PROVIDED MATERIAL START

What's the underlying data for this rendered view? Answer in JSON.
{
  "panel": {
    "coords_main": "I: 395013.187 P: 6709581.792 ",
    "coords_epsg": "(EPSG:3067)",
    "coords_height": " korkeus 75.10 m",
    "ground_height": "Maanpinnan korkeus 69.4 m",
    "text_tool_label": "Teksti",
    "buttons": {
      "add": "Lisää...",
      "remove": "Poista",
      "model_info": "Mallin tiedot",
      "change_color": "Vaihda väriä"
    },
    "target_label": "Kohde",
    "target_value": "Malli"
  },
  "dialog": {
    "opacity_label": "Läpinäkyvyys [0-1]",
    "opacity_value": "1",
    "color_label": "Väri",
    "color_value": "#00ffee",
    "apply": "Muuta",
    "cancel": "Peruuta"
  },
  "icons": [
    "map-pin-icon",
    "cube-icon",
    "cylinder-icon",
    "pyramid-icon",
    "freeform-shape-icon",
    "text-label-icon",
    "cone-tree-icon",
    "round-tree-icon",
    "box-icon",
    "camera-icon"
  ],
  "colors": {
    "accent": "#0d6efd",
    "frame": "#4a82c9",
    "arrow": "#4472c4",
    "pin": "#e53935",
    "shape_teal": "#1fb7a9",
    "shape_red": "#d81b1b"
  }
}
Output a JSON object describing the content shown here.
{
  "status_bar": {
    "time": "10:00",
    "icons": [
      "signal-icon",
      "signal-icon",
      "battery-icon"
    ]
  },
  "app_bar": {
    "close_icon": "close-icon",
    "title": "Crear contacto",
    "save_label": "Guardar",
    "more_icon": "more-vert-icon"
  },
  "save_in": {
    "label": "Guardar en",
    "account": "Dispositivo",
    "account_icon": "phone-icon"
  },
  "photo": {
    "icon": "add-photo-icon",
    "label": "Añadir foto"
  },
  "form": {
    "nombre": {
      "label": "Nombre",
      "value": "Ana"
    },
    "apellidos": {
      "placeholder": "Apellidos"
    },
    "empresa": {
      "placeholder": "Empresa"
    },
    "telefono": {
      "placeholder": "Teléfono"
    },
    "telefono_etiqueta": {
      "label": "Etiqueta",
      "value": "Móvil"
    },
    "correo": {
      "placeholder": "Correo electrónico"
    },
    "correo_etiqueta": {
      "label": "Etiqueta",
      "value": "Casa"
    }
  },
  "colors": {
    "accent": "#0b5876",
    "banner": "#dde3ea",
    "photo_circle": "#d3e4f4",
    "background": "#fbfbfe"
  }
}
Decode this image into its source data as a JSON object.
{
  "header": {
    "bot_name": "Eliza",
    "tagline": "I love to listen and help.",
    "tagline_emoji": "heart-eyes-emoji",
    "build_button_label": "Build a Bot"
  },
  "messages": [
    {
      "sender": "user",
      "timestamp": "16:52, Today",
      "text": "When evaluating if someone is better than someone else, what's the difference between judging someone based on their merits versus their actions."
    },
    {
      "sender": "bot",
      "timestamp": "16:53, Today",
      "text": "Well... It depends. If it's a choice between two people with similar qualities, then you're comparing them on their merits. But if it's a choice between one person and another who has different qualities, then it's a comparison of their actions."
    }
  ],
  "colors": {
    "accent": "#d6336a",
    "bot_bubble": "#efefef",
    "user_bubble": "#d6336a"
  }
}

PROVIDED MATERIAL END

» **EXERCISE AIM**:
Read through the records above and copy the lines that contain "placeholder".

» **ANSWER BOX**:
      "placeholder": "Apellidos"
      "placeholder": "Empresa"
      "placeholder": "Teléfono"
      "placeholder": "Correo electrónico"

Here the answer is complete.